__About this exercise__
Copy each line of the data below exactly, leaving out pictures.

-- Opening Marker --

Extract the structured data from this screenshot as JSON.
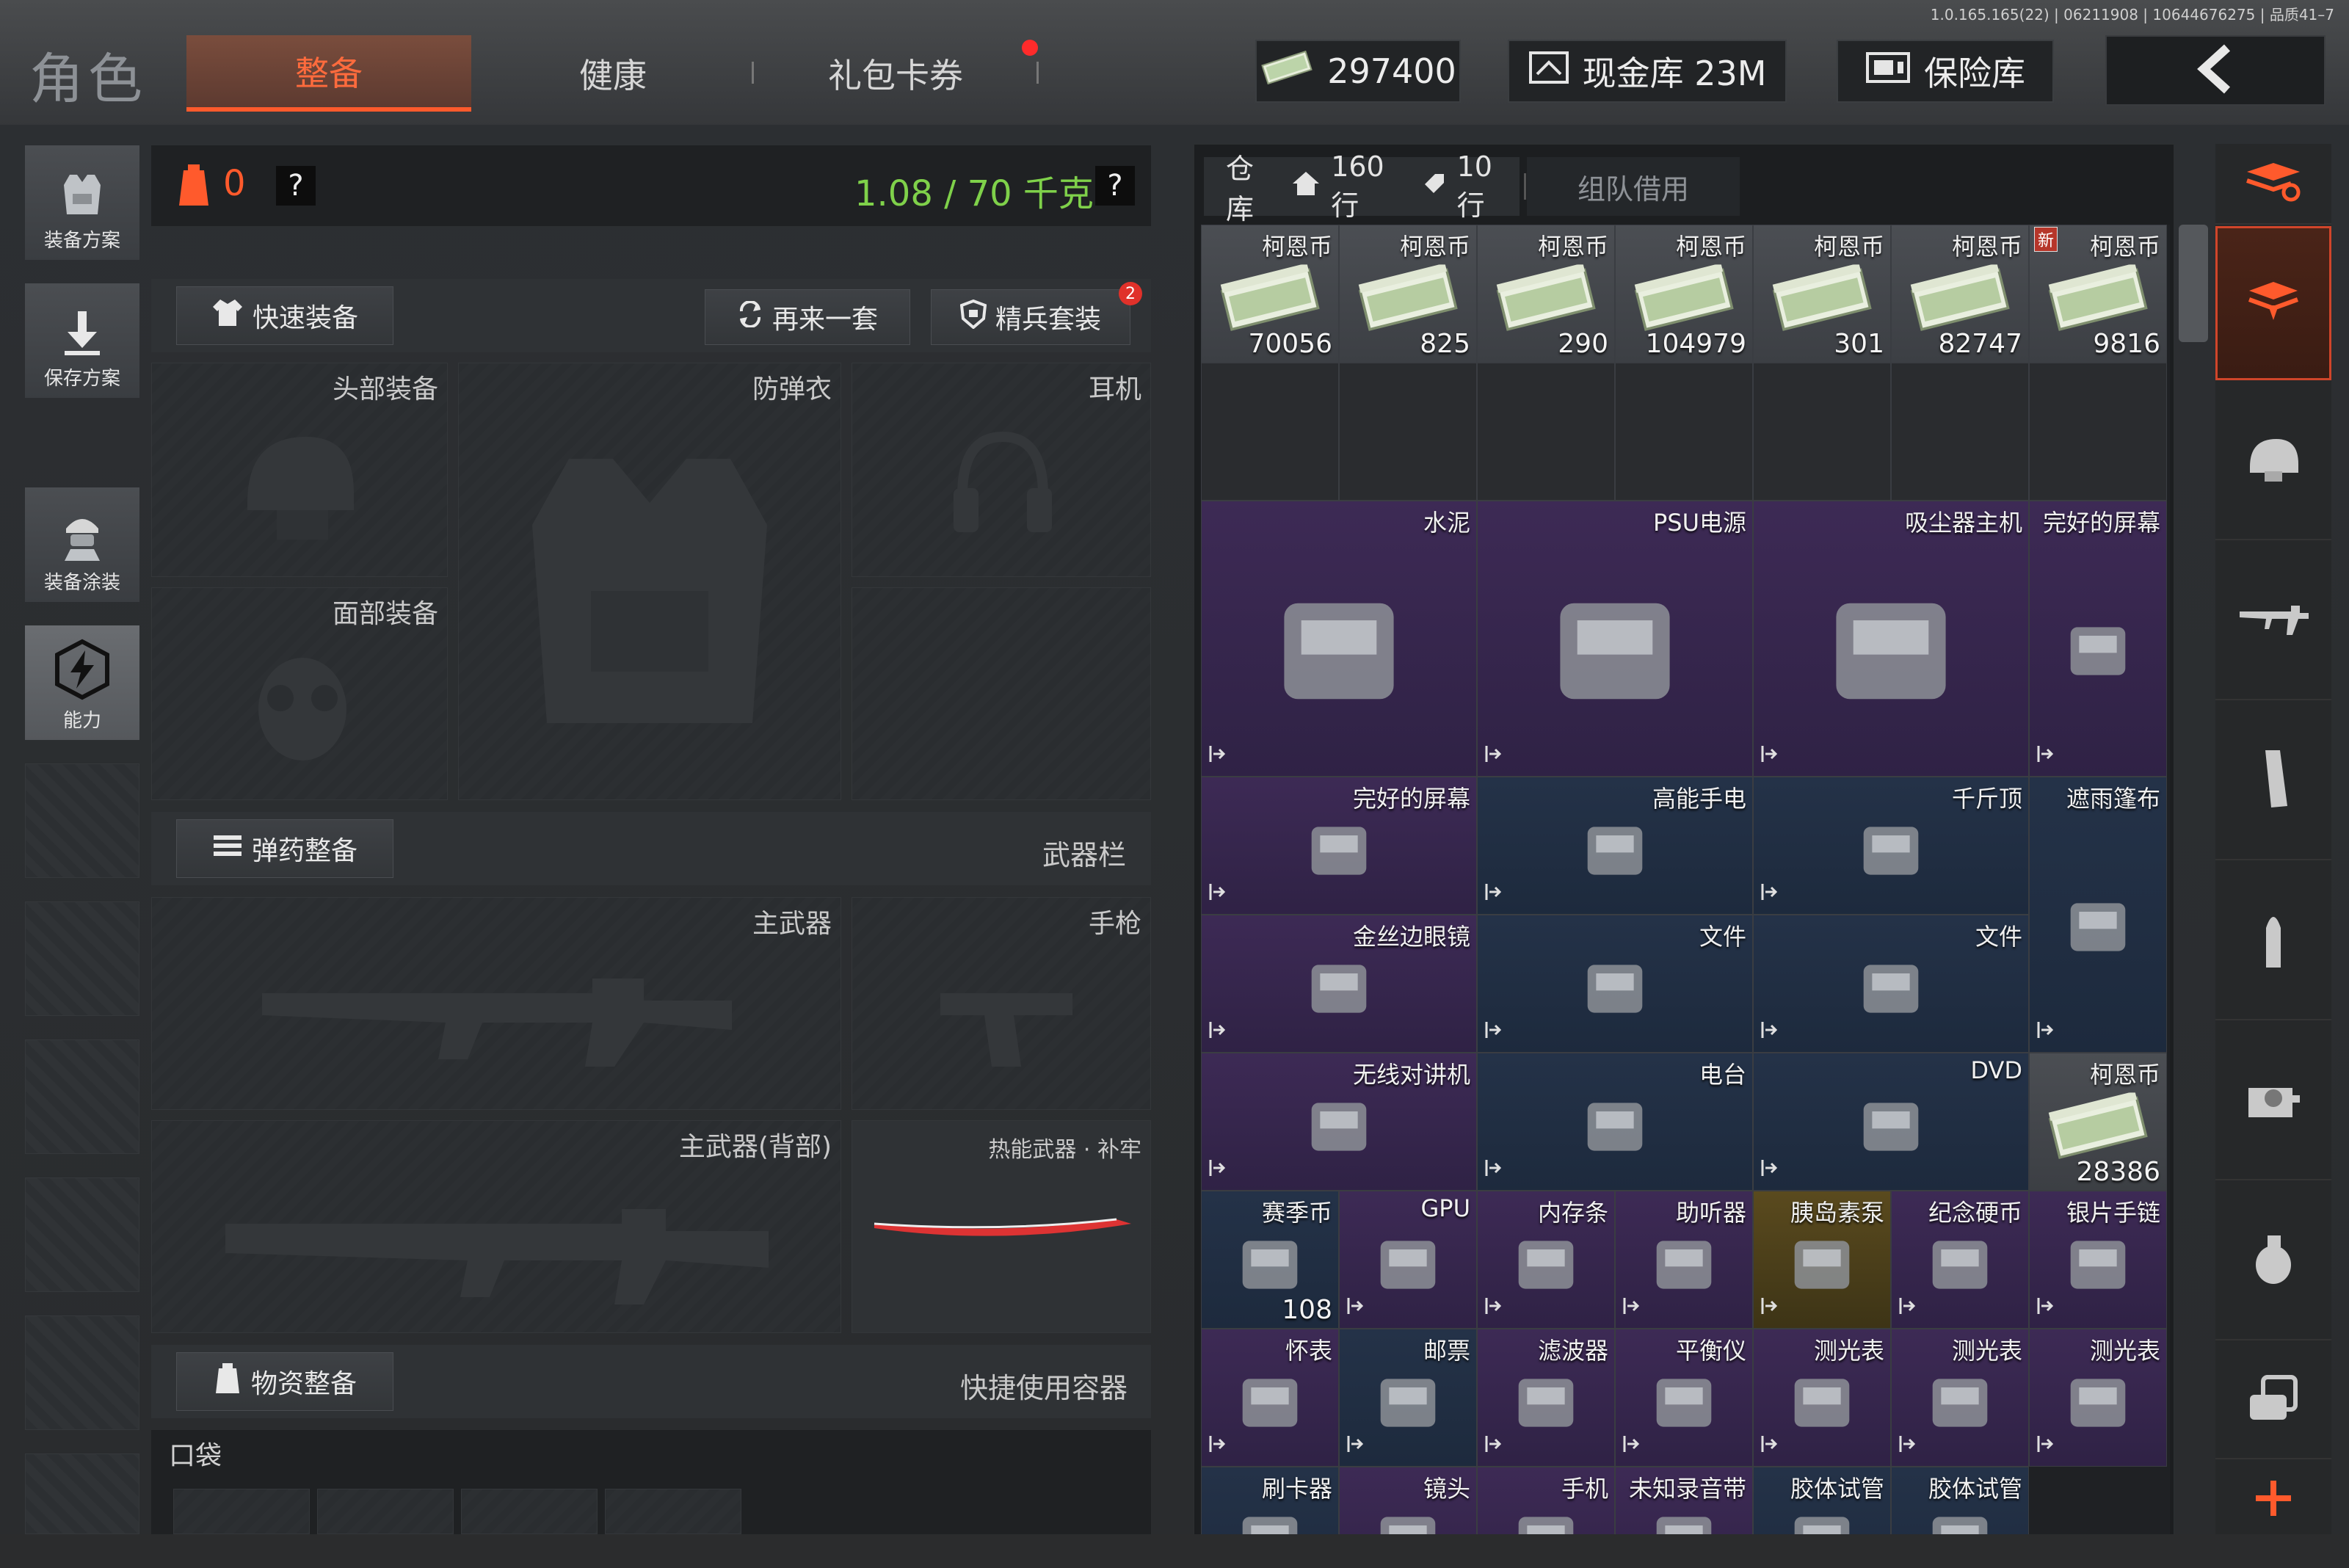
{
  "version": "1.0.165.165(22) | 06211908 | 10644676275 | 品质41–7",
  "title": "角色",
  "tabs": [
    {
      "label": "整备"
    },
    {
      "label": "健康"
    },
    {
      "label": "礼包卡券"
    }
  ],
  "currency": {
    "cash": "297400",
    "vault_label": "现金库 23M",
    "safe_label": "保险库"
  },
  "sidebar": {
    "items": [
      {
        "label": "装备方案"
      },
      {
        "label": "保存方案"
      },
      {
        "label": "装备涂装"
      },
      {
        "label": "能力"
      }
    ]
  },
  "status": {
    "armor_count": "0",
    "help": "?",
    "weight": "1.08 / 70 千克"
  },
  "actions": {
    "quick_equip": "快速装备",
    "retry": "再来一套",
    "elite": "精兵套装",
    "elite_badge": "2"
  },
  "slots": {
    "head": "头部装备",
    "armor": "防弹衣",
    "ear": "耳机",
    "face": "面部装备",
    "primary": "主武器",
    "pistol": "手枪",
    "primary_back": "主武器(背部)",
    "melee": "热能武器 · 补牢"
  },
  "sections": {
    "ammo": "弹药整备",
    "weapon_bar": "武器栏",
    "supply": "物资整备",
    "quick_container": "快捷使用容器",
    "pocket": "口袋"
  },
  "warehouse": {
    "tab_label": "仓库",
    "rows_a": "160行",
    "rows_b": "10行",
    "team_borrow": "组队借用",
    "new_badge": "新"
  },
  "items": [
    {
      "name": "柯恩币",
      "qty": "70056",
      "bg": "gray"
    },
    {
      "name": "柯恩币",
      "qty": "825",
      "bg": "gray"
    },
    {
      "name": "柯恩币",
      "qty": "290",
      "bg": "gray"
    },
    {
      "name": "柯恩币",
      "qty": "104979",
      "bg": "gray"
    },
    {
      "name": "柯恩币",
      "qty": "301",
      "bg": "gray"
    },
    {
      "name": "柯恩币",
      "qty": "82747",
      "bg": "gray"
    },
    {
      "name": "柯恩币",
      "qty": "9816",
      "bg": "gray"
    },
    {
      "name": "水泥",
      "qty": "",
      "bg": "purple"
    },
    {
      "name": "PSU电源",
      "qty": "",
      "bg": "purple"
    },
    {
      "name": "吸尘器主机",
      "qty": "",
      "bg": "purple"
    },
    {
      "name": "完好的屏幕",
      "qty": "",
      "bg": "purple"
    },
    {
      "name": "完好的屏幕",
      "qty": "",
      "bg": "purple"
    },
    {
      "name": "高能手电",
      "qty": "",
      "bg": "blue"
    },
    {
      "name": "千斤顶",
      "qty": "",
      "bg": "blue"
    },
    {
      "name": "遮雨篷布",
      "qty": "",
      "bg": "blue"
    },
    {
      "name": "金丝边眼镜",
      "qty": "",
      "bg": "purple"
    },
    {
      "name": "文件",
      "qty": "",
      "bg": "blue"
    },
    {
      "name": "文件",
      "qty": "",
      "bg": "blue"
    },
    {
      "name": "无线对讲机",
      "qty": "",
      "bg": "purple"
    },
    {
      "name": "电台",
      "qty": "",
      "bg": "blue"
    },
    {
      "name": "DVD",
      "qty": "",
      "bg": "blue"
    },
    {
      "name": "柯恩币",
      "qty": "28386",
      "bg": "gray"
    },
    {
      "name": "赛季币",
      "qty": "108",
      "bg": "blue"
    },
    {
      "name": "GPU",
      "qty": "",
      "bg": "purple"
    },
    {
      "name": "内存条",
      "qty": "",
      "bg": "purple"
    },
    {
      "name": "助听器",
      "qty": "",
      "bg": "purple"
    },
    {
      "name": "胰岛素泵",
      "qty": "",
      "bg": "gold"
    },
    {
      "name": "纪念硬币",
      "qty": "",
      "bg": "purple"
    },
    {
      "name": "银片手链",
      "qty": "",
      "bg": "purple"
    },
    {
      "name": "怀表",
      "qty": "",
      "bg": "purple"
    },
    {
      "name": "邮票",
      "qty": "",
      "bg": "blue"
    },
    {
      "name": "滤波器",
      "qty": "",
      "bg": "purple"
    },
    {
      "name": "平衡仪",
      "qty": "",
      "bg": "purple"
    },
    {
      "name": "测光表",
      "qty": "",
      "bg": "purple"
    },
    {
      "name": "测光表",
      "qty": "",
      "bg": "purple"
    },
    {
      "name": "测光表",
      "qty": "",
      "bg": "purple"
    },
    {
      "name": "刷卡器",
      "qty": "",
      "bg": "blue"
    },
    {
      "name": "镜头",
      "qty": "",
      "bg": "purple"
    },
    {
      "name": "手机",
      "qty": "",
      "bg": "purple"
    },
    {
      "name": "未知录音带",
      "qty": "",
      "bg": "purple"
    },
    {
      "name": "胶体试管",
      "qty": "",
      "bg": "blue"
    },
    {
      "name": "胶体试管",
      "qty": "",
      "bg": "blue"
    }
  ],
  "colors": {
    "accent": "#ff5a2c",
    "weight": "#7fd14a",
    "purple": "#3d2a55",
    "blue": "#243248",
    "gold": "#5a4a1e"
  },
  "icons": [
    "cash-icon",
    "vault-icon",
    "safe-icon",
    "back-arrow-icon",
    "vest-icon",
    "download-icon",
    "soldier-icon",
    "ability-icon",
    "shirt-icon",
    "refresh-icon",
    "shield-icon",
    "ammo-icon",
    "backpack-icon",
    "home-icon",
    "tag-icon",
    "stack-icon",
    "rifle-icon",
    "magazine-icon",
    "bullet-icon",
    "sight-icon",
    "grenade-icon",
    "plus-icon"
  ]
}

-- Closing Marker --

__Written answer__
Extract the structured data from this screenshot as JSON.
{
  "version": "1.0.165.165(22) | 06211908 | 10644676275 | 品质41–7",
  "title": "角色",
  "tabs": [
    {
      "label": "整备"
    },
    {
      "label": "健康"
    },
    {
      "label": "礼包卡券"
    }
  ],
  "currency": {
    "cash": "297400",
    "vault_label": "现金库 23M",
    "safe_label": "保险库"
  },
  "sidebar": {
    "items": [
      {
        "label": "装备方案"
      },
      {
        "label": "保存方案"
      },
      {
        "label": "装备涂装"
      },
      {
        "label": "能力"
      }
    ]
  },
  "status": {
    "armor_count": "0",
    "help": "?",
    "weight": "1.08 / 70 千克"
  },
  "actions": {
    "quick_equip": "快速装备",
    "retry": "再来一套",
    "elite": "精兵套装",
    "elite_badge": "2"
  },
  "slots": {
    "head": "头部装备",
    "armor": "防弹衣",
    "ear": "耳机",
    "face": "面部装备",
    "primary": "主武器",
    "pistol": "手枪",
    "primary_back": "主武器(背部)",
    "melee": "热能武器 · 补牢"
  },
  "sections": {
    "ammo": "弹药整备",
    "weapon_bar": "武器栏",
    "supply": "物资整备",
    "quick_container": "快捷使用容器",
    "pocket": "口袋"
  },
  "warehouse": {
    "tab_label": "仓库",
    "rows_a": "160行",
    "rows_b": "10行",
    "team_borrow": "组队借用",
    "new_badge": "新"
  },
  "items": [
    {
      "name": "柯恩币",
      "qty": "70056",
      "bg": "gray"
    },
    {
      "name": "柯恩币",
      "qty": "825",
      "bg": "gray"
    },
    {
      "name": "柯恩币",
      "qty": "290",
      "bg": "gray"
    },
    {
      "name": "柯恩币",
      "qty": "104979",
      "bg": "gray"
    },
    {
      "name": "柯恩币",
      "qty": "301",
      "bg": "gray"
    },
    {
      "name": "柯恩币",
      "qty": "82747",
      "bg": "gray"
    },
    {
      "name": "柯恩币",
      "qty": "9816",
      "bg": "gray"
    },
    {
      "name": "水泥",
      "qty": "",
      "bg": "purple"
    },
    {
      "name": "PSU电源",
      "qty": "",
      "bg": "purple"
    },
    {
      "name": "吸尘器主机",
      "qty": "",
      "bg": "purple"
    },
    {
      "name": "完好的屏幕",
      "qty": "",
      "bg": "purple"
    },
    {
      "name": "完好的屏幕",
      "qty": "",
      "bg": "purple"
    },
    {
      "name": "高能手电",
      "qty": "",
      "bg": "blue"
    },
    {
      "name": "千斤顶",
      "qty": "",
      "bg": "blue"
    },
    {
      "name": "遮雨篷布",
      "qty": "",
      "bg": "blue"
    },
    {
      "name": "金丝边眼镜",
      "qty": "",
      "bg": "purple"
    },
    {
      "name": "文件",
      "qty": "",
      "bg": "blue"
    },
    {
      "name": "文件",
      "qty": "",
      "bg": "blue"
    },
    {
      "name": "无线对讲机",
      "qty": "",
      "bg": "purple"
    },
    {
      "name": "电台",
      "qty": "",
      "bg": "blue"
    },
    {
      "name": "DVD",
      "qty": "",
      "bg": "blue"
    },
    {
      "name": "柯恩币",
      "qty": "28386",
      "bg": "gray"
    },
    {
      "name": "赛季币",
      "qty": "108",
      "bg": "blue"
    },
    {
      "name": "GPU",
      "qty": "",
      "bg": "purple"
    },
    {
      "name": "内存条",
      "qty": "",
      "bg": "purple"
    },
    {
      "name": "助听器",
      "qty": "",
      "bg": "purple"
    },
    {
      "name": "胰岛素泵",
      "qty": "",
      "bg": "gold"
    },
    {
      "name": "纪念硬币",
      "qty": "",
      "bg": "purple"
    },
    {
      "name": "银片手链",
      "qty": "",
      "bg": "purple"
    },
    {
      "name": "怀表",
      "qty": "",
      "bg": "purple"
    },
    {
      "name": "邮票",
      "qty": "",
      "bg": "blue"
    },
    {
      "name": "滤波器",
      "qty": "",
      "bg": "purple"
    },
    {
      "name": "平衡仪",
      "qty": "",
      "bg": "purple"
    },
    {
      "name": "测光表",
      "qty": "",
      "bg": "purple"
    },
    {
      "name": "测光表",
      "qty": "",
      "bg": "purple"
    },
    {
      "name": "测光表",
      "qty": "",
      "bg": "purple"
    },
    {
      "name": "刷卡器",
      "qty": "",
      "bg": "blue"
    },
    {
      "name": "镜头",
      "qty": "",
      "bg": "purple"
    },
    {
      "name": "手机",
      "qty": "",
      "bg": "purple"
    },
    {
      "name": "未知录音带",
      "qty": "",
      "bg": "purple"
    },
    {
      "name": "胶体试管",
      "qty": "",
      "bg": "blue"
    },
    {
      "name": "胶体试管",
      "qty": "",
      "bg": "blue"
    }
  ],
  "colors": {
    "accent": "#ff5a2c",
    "weight": "#7fd14a",
    "purple": "#3d2a55",
    "blue": "#243248",
    "gold": "#5a4a1e"
  },
  "icons": [
    "cash-icon",
    "vault-icon",
    "safe-icon",
    "back-arrow-icon",
    "vest-icon",
    "download-icon",
    "soldier-icon",
    "ability-icon",
    "shirt-icon",
    "refresh-icon",
    "shield-icon",
    "ammo-icon",
    "backpack-icon",
    "home-icon",
    "tag-icon",
    "stack-icon",
    "rifle-icon",
    "magazine-icon",
    "bullet-icon",
    "sight-icon",
    "grenade-icon",
    "plus-icon"
  ]
}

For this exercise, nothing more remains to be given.